Tom explains that the tractor had no actual clutch. Instead, when the driver moves the steering levers forward, the tractor moves forward. When they're pulled back, the tractor moves in reverse. However, when the levers are in the center position, the tractor is in a kind of neutral position. "That makes starting a problem," Tom says. "Since you crank from the right side, you stand in front of the right track. When starting, you idle back as much as possible. Then, when the engine starts, the machine kind of jumps - or moves - forward just a bit. We keep a 4-by-4 block in front of both tracks as an extra insurance against forward motion."

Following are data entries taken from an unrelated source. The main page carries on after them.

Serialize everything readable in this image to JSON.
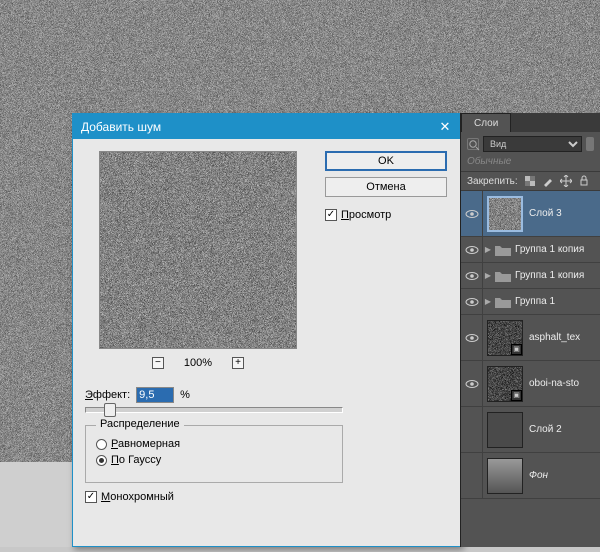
{
  "dialog": {
    "title": "Добавить шум",
    "ok": "OK",
    "cancel": "Отмена",
    "preview_label": "Просмотр",
    "zoom_percent": "100%",
    "effect_label": "Эффект:",
    "effect_value": "9,5",
    "effect_unit": "%",
    "distribution_legend": "Распределение",
    "uniform": "Равномерная",
    "gaussian": "По Гауссу",
    "mono": "Монохромный"
  },
  "layers": {
    "tab": "Слои",
    "search_mode": "Вид",
    "blend": "Обычные",
    "lock_label": "Закрепить:",
    "item_selected": "Слой 3",
    "group_copy": "Группа 1 копия",
    "group": "Группа 1",
    "asphalt": "asphalt_tex",
    "oboi": "oboi-na-sto",
    "layer2": "Слой 2",
    "bg": "Фон"
  }
}
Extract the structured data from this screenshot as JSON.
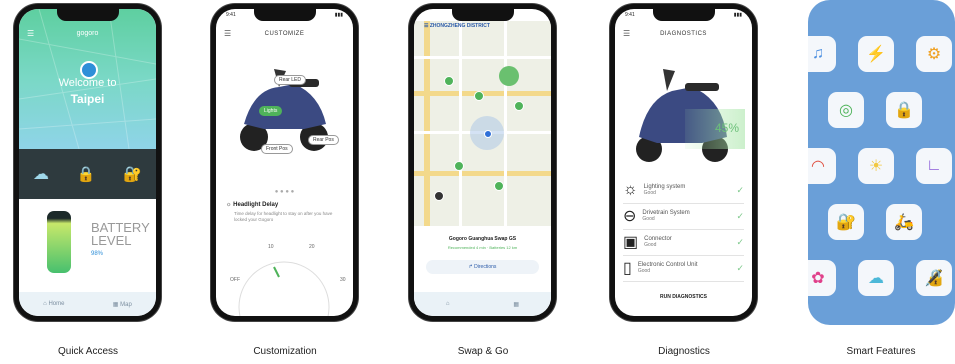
{
  "captions": [
    "Quick Access",
    "Customization",
    "Swap & Go",
    "Diagnostics",
    "Smart Features"
  ],
  "phone1": {
    "brand": "gogoro",
    "welcome": "Welcome to",
    "city": "Taipei",
    "battery_label_line1": "BATTERY",
    "battery_label_line2": "LEVEL",
    "battery_value": "98%",
    "tab_home": "Home",
    "tab_map": "Map"
  },
  "phone2": {
    "title": "CUSTOMIZE",
    "time": "9:41",
    "pills": [
      "Rear LED",
      "Lights",
      "Front Pos",
      "Rear Pos"
    ],
    "setting_title": "Headlight Delay",
    "setting_desc": "Time delay for headlight to stay on after you have locked your Gogoro",
    "dial_labels": [
      "OFF",
      "10",
      "20",
      "30"
    ]
  },
  "phone3": {
    "district": "ZHONGZHENG DISTRICT",
    "station_name": "Gogoro Guanghua Swap GS",
    "station_sub": "Recommended 4 min · Batteries 12 km",
    "directions": "Directions"
  },
  "phone4": {
    "title": "DIAGNOSTICS",
    "time": "9:41",
    "percent": "45%",
    "items": [
      {
        "label": "Lighting system",
        "sub": "Good"
      },
      {
        "label": "Drivetrain System",
        "sub": "Good"
      },
      {
        "label": "Connector",
        "sub": "Good"
      },
      {
        "label": "Electronic Control Unit",
        "sub": "Good"
      }
    ],
    "run_button": "RUN DIAGNOSTICS"
  },
  "phone5": {
    "tiles": [
      "music-icon",
      "power-icon",
      "gear-icon",
      "target-icon",
      "lock-icon",
      "gauge-icon",
      "bulb-icon",
      "chart-icon",
      "lock-alt-icon",
      "scooter-icon",
      "flower-icon",
      "cloud-icon",
      "padlock-icon"
    ]
  },
  "colors": {
    "accent_green": "#4fb35a",
    "smart_bg": "#6a9fd8",
    "diagnostic_green": "#7cc88a"
  }
}
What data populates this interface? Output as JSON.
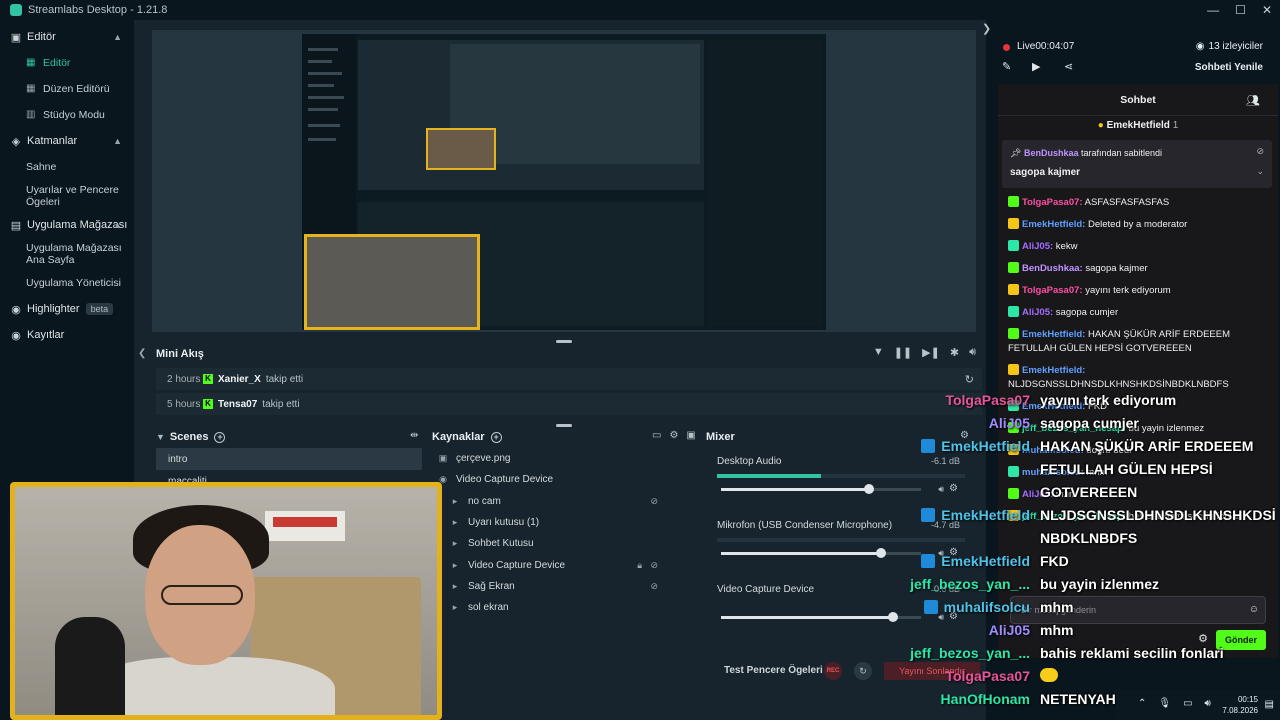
{
  "window": {
    "title": "Streamlabs Desktop - 1.21.8"
  },
  "sidebar": {
    "editor_section": "Editör",
    "editor_items": [
      "Editör",
      "Düzen Editörü",
      "Stüdyo Modu"
    ],
    "layers_section": "Katmanlar",
    "layers_items": [
      "Sahne",
      "Uyarılar ve Pencere Ögeleri"
    ],
    "store_section": "Uygulama Mağazası",
    "store_items": [
      "Uygulama Mağazası Ana Sayfa",
      "Uygulama Yöneticisi"
    ],
    "highlighter": "Highlighter",
    "beta": "beta",
    "recordings": "Kayıtlar"
  },
  "minifeed": {
    "title": "Mini Akış",
    "events": [
      {
        "time": "2 hours",
        "user": "Xanier_X",
        "action": "takip etti"
      },
      {
        "time": "5 hours",
        "user": "Tensa07",
        "action": "takip etti"
      }
    ]
  },
  "scenes": {
    "title": "Scenes",
    "items": [
      "intro",
      "maccaliti"
    ]
  },
  "sources": {
    "title": "Kaynaklar",
    "items": [
      {
        "name": "çerçeve.png",
        "icon": "image-icon"
      },
      {
        "name": "Video Capture Device",
        "icon": "camera-icon"
      },
      {
        "name": "no cam",
        "icon": "folder-icon"
      },
      {
        "name": "Uyarı kutusu (1)",
        "icon": "folder-icon"
      },
      {
        "name": "Sohbet Kutusu",
        "icon": "folder-icon"
      },
      {
        "name": "Video Capture Device",
        "icon": "folder-icon"
      },
      {
        "name": "Sağ Ekran",
        "icon": "folder-icon"
      },
      {
        "name": "sol ekran",
        "icon": "folder-icon"
      }
    ]
  },
  "mixer": {
    "title": "Mixer",
    "channels": [
      {
        "name": "Desktop Audio",
        "db": "-6.1 dB",
        "meter": 0.42,
        "level": 0.74
      },
      {
        "name": "Mikrofon (USB Condenser Microphone)",
        "db": "-4.7 dB",
        "meter": 0.0,
        "level": 0.8
      },
      {
        "name": "Video Capture Device",
        "db": "0.0 dB",
        "meter": 0.0,
        "level": 0.86
      }
    ]
  },
  "footer": {
    "test_widgets": "Test Pencere Ögeleri",
    "rec": "REC",
    "end_stream": "Yayını Sonlandır"
  },
  "chat_panel": {
    "live": "Live",
    "timer": "00:04:07",
    "viewers": "13 izleyiciler",
    "refresh": "Sohbeti Yenile",
    "chat_title": "Sohbet",
    "top_gifter": "EmekHetfield",
    "top_gifter_count": "1",
    "pinned_user": "BenDushkaa",
    "pinned_label": "tarafından sabitlendi",
    "pinned_message": "sagopa kajmer",
    "messages": [
      {
        "user": "TolgaPasa07:",
        "text": "ASFASFASFASFAS",
        "color": "#ff4fa3"
      },
      {
        "user": "EmekHetfield:",
        "text": "Deleted by a moderator",
        "color": "#5f9fff"
      },
      {
        "user": "AliJ05:",
        "text": "kekw",
        "color": "#a56bff"
      },
      {
        "user": "BenDushkaa:",
        "text": "sagopa kajmer",
        "color": "#bf94ff"
      },
      {
        "user": "TolgaPasa07:",
        "text": "yayını terk ediyorum",
        "color": "#ff4fa3"
      },
      {
        "user": "AliJ05:",
        "text": "sagopa cumjer",
        "color": "#a56bff"
      },
      {
        "user": "EmekHetfield:",
        "text": "HAKAN ŞÜKÜR ARİF ERDEEEM FETULLAH GÜLEN HEPSİ GOTVEREEEN",
        "color": "#5f9fff"
      },
      {
        "user": "EmekHetfield:",
        "text": "NLJDSGNSSLDHNSDLKHNSHKDSİNBDKLNBDFS",
        "color": "#5f9fff"
      },
      {
        "user": "EmekHetfield:",
        "text": "FKD",
        "color": "#5f9fff"
      },
      {
        "user": "jeff_bezos_yan_hesap:",
        "text": "bu yayin izlenmez",
        "color": "#2ee6a6"
      },
      {
        "user": "muhalifsolcu:",
        "text": "doğru dedi",
        "color": "#5f9fff"
      },
      {
        "user": "muhalifsolcu:",
        "text": "mhm",
        "color": "#5f9fff"
      },
      {
        "user": "AliJ05:",
        "text": "mhm",
        "color": "#a56bff"
      },
      {
        "user": "jeff_bezos_yan_hesap:",
        "text": "bahis reklami secilin fonlari",
        "color": "#2ee6a6"
      }
    ],
    "input_placeholder": "Bir mesaj gönderin",
    "send": "Gönder"
  },
  "overlay": [
    {
      "user": "TolgaPasa07",
      "msg": "yayını terk ediyorum",
      "color": "#e5559a",
      "badge": ""
    },
    {
      "user": "AliJ05",
      "msg": "sagopa cumjer",
      "color": "#9f8cff",
      "badge": ""
    },
    {
      "user": "EmekHetfield",
      "msg": "HAKAN ŞÜKÜR ARİF ERDEEEM",
      "color": "#4fc2e8",
      "badge": "#1f8ad9"
    },
    {
      "user": "",
      "msg": "FETULLAH GÜLEN HEPSİ",
      "color": "#4fc2e8",
      "badge": ""
    },
    {
      "user": "",
      "msg": "GOTVEREEEN",
      "color": "#4fc2e8",
      "badge": ""
    },
    {
      "user": "EmekHetfield",
      "msg": "NLJDSGNSSLDHNSDLKHNSHKDSİ",
      "color": "#4fc2e8",
      "badge": "#1f8ad9"
    },
    {
      "user": "",
      "msg": "NBDKLNBDFS",
      "color": "#4fc2e8",
      "badge": ""
    },
    {
      "user": "EmekHetfield",
      "msg": "FKD",
      "color": "#4fc2e8",
      "badge": "#1f8ad9"
    },
    {
      "user": "jeff_bezos_yan_...",
      "msg": "bu yayin izlenmez",
      "color": "#2ee6a6",
      "badge": ""
    },
    {
      "user": "muhalifsolcu",
      "msg": "mhm",
      "color": "#4fc2e8",
      "badge": "#1f8ad9"
    },
    {
      "user": "AliJ05",
      "msg": "mhm",
      "color": "#9f8cff",
      "badge": ""
    },
    {
      "user": "jeff_bezos_yan_...",
      "msg": "bahis reklami secilin fonlari",
      "color": "#2ee6a6",
      "badge": ""
    },
    {
      "user": "TolgaPasa07",
      "msg": "",
      "color": "#e5559a",
      "badge": ""
    },
    {
      "user": "HanOfHonam",
      "msg": "NETENYAHU",
      "color": "#2ee6a6",
      "badge": ""
    }
  ],
  "taskbar": {
    "time": "00:15",
    "date": "7.08.2026"
  }
}
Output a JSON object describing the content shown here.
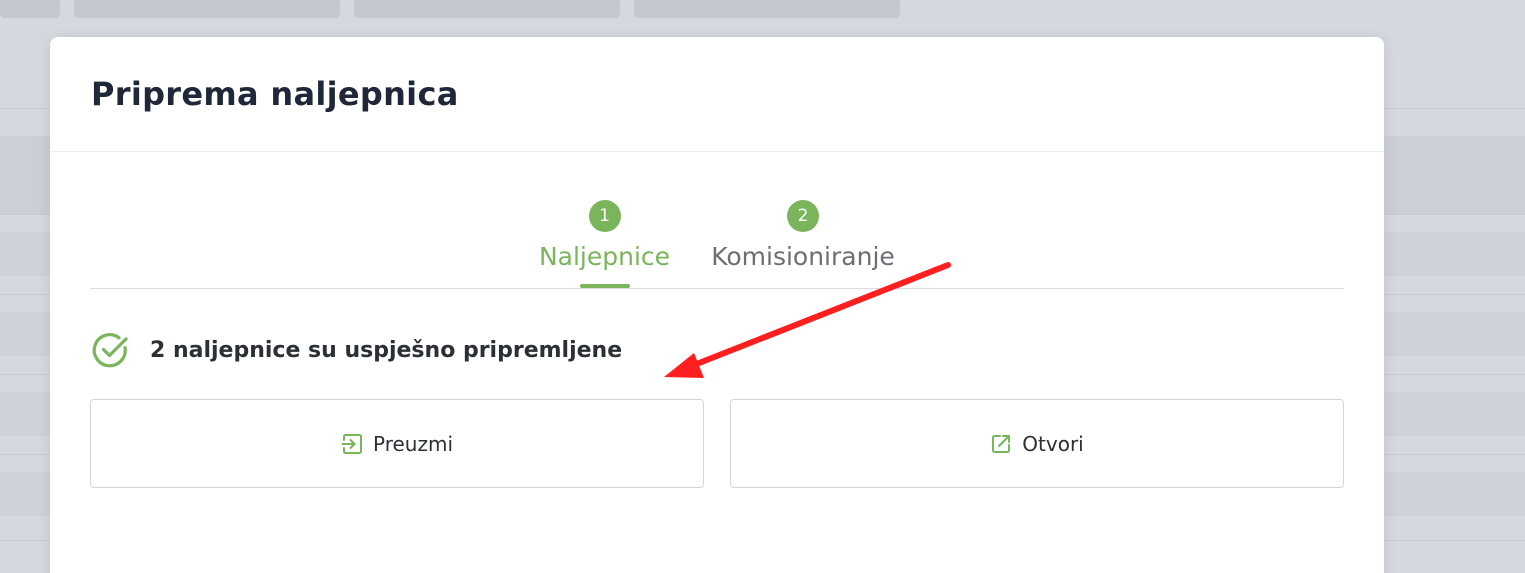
{
  "colors": {
    "accent": "#7ab55c",
    "title": "#1e2838",
    "text": "#2b2f36",
    "muted": "#6b6f75",
    "annotation": "#ff1f1f"
  },
  "modal": {
    "title": "Priprema naljepnica"
  },
  "stepper": {
    "steps": [
      {
        "number": "1",
        "label": "Naljepnice",
        "active": true
      },
      {
        "number": "2",
        "label": "Komisioniranje",
        "active": false
      }
    ]
  },
  "status": {
    "icon": "check-circle-icon",
    "message": "2 naljepnice su uspješno pripremljene"
  },
  "actions": {
    "download": {
      "label": "Preuzmi",
      "icon": "sign-in-icon"
    },
    "open": {
      "label": "Otvori",
      "icon": "external-link-icon"
    }
  }
}
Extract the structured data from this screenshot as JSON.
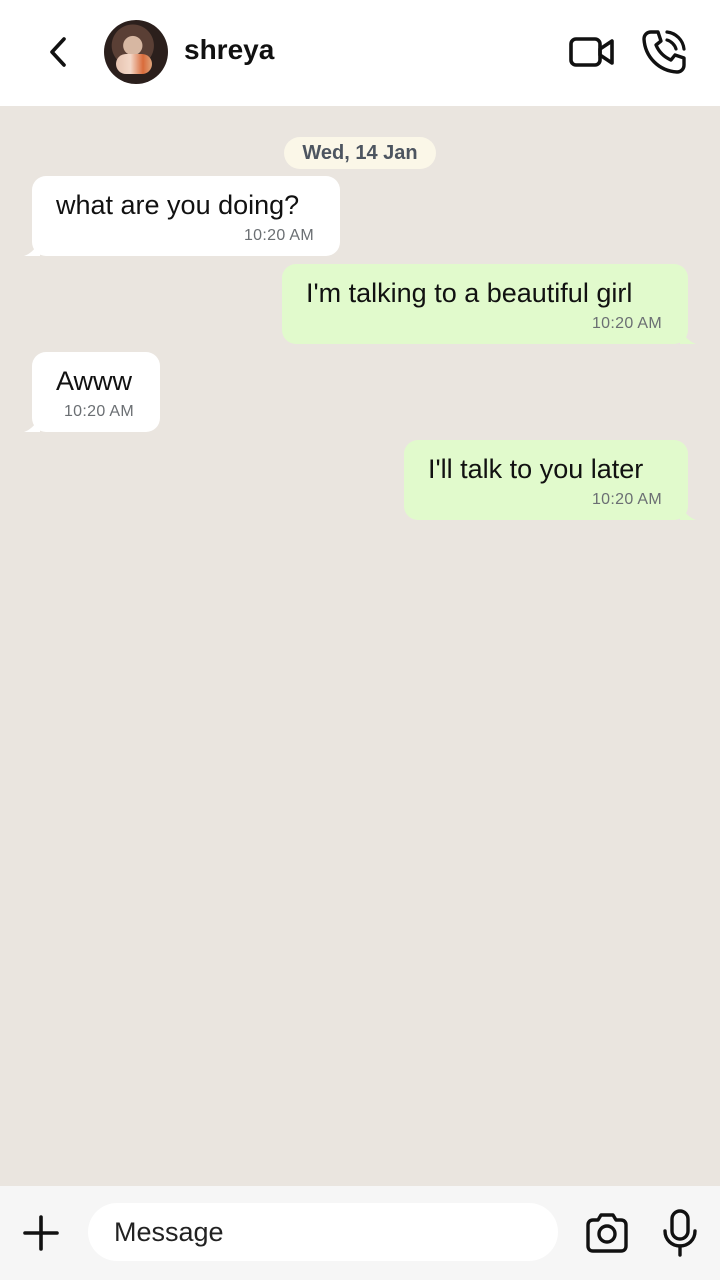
{
  "header": {
    "contact_name": "shreya",
    "back_icon": "chevron-left-icon",
    "video_icon": "video-camera-icon",
    "call_icon": "phone-icon"
  },
  "chat": {
    "date_label": "Wed, 14 Jan",
    "messages": [
      {
        "direction": "incoming",
        "text": "what are you doing?",
        "time": "10:20 AM"
      },
      {
        "direction": "outgoing",
        "text": "I'm talking to a beautiful girl",
        "time": "10:20 AM"
      },
      {
        "direction": "incoming",
        "text": "Awww",
        "time": "10:20 AM"
      },
      {
        "direction": "outgoing",
        "text": "I'll talk to you later",
        "time": "10:20 AM"
      }
    ]
  },
  "composer": {
    "placeholder": "Message",
    "plus_icon": "plus-icon",
    "camera_icon": "camera-icon",
    "mic_icon": "microphone-icon"
  },
  "colors": {
    "chat_background": "#EAE5DF",
    "incoming_bubble": "#FFFFFF",
    "outgoing_bubble": "#E1FACC",
    "date_chip": "#FBF7E8"
  }
}
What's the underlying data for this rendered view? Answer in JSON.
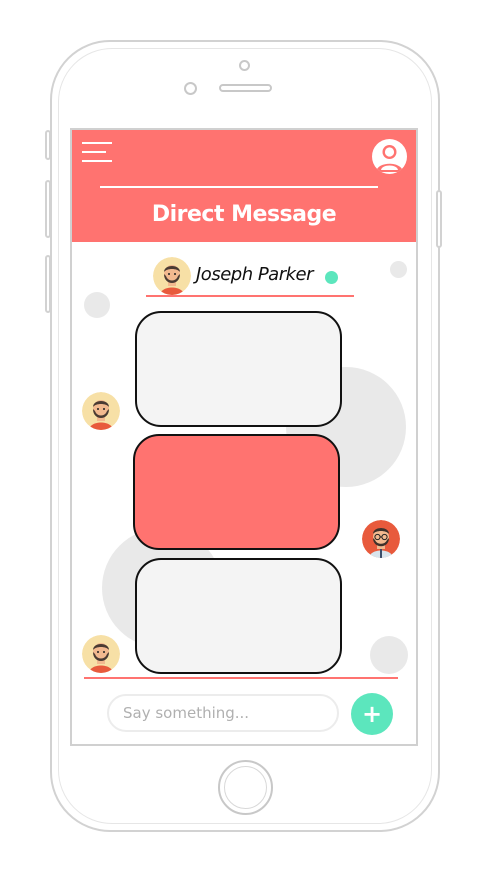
{
  "header": {
    "title": "Direct Message",
    "menu_icon": "hamburger-menu-icon",
    "profile_icon": "user-profile-icon",
    "background_color": "#ff7370"
  },
  "contact": {
    "name": "Joseph Parker",
    "status": "online",
    "status_color": "#5ce6bd",
    "avatar_icon": "bearded-man-avatar"
  },
  "messages": [
    {
      "from": "contact",
      "text": "",
      "avatar_icon": "bearded-man-avatar",
      "bubble_color": "#f4f4f4"
    },
    {
      "from": "me",
      "text": "",
      "avatar_icon": "glasses-man-avatar",
      "bubble_color": "#ff7370"
    },
    {
      "from": "contact",
      "text": "",
      "avatar_icon": "bearded-man-avatar",
      "bubble_color": "#f4f4f4"
    }
  ],
  "composer": {
    "placeholder": "Say something...",
    "send_label": "+",
    "send_color": "#5ce6bd"
  }
}
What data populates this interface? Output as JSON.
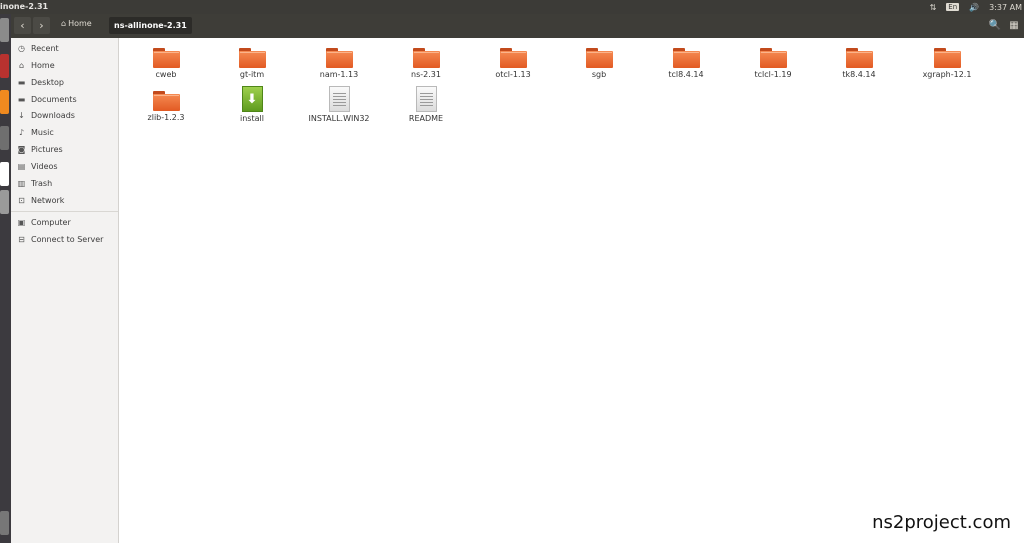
{
  "window": {
    "title": "inone-2.31"
  },
  "tray": {
    "keyboard": "En",
    "time": "3:37 AM"
  },
  "toolbar": {
    "back_icon": "chevron-left-icon",
    "forward_icon": "chevron-right-icon",
    "home_label": "Home",
    "current_label": "ns-allinone-2.31"
  },
  "sidebar": {
    "items": [
      {
        "label": "Recent",
        "icon": "clock-icon"
      },
      {
        "label": "Home",
        "icon": "home-icon"
      },
      {
        "label": "Desktop",
        "icon": "folder-icon"
      },
      {
        "label": "Documents",
        "icon": "folder-icon"
      },
      {
        "label": "Downloads",
        "icon": "download-icon"
      },
      {
        "label": "Music",
        "icon": "music-icon"
      },
      {
        "label": "Pictures",
        "icon": "camera-icon"
      },
      {
        "label": "Videos",
        "icon": "film-icon"
      },
      {
        "label": "Trash",
        "icon": "trash-icon"
      },
      {
        "label": "Network",
        "icon": "network-icon"
      },
      {
        "label": "Computer",
        "icon": "computer-icon"
      },
      {
        "label": "Connect to Server",
        "icon": "server-icon"
      }
    ]
  },
  "files": [
    {
      "name": "cweb",
      "type": "folder"
    },
    {
      "name": "gt-itm",
      "type": "folder"
    },
    {
      "name": "nam-1.13",
      "type": "folder"
    },
    {
      "name": "ns-2.31",
      "type": "folder"
    },
    {
      "name": "otcl-1.13",
      "type": "folder"
    },
    {
      "name": "sgb",
      "type": "folder"
    },
    {
      "name": "tcl8.4.14",
      "type": "folder"
    },
    {
      "name": "tclcl-1.19",
      "type": "folder"
    },
    {
      "name": "tk8.4.14",
      "type": "folder"
    },
    {
      "name": "xgraph-12.1",
      "type": "folder"
    },
    {
      "name": "zlib-1.2.3",
      "type": "folder"
    },
    {
      "name": "install",
      "type": "executable"
    },
    {
      "name": "INSTALL.WIN32",
      "type": "text"
    },
    {
      "name": "README",
      "type": "text"
    }
  ],
  "watermark": "ns2project.com"
}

In 1912, the Ball Tread Co. began building crawler tractors in Detroit. The company's first product, a 12-25 model, had rear driving tracks and a "tiller" front wheel that could be steered. An unusual feature of that machine was that each track rode on two rows of large steel balls. The company also produced an 18-35 model.
In 1914, Yuba Construction Co., Marysville, Calif., bought out Ball Tread and relocated operations to California. Both models continued in production, but were renamed the Model 12 and the Model 18. Yuba had manufacturing plants in Marysville and nearby Benicia (both in Yuba County, hence the name change). Eventually, all tractor manufacturing was moved to Benicia.
From 1916 to 1921, Yuba manufactured a 20-35 tractor equipped with a 4-cylinder Waukesha engine. That model was later upgraded to the 25-40 with a Wisconsin engine. The company claimed the machine had sufficient traction to operate in the mud of rice fields, the sand of the desert road and the soft soil of groves and vineyards, and yet its track shoes were so smooth that they would not mar a paved road. Additionally, the tracks were claimed to be so stable that they would not be thrown off, even on steep hillsides.
In about 1919, Yuba produced a heavy tractor, the 40-70 Ball Tread. It must have met with fierce competition or been too large for the company to handle. Why else would production have ceased after just one year? Ball Tread tractors went out of production in about 1930.
In the end, tractor manufacturing was a sideline for the Yuba Construction Co. The firm's primary focus was on production of mining equipment, including dredges for placer mines, dredge machinery for elevator dippers, clamshells, hydraulic dredges and centrifugal pumps for irrigation and drainage.
James N. Boblenz grew up on a farm near New Bloomington, Ohio. He now lives in Marion, Ohio, and is interested in antique farm equipment, particularly rare and lesser-known tractors and related items. Email him at Jboblenz@aol.com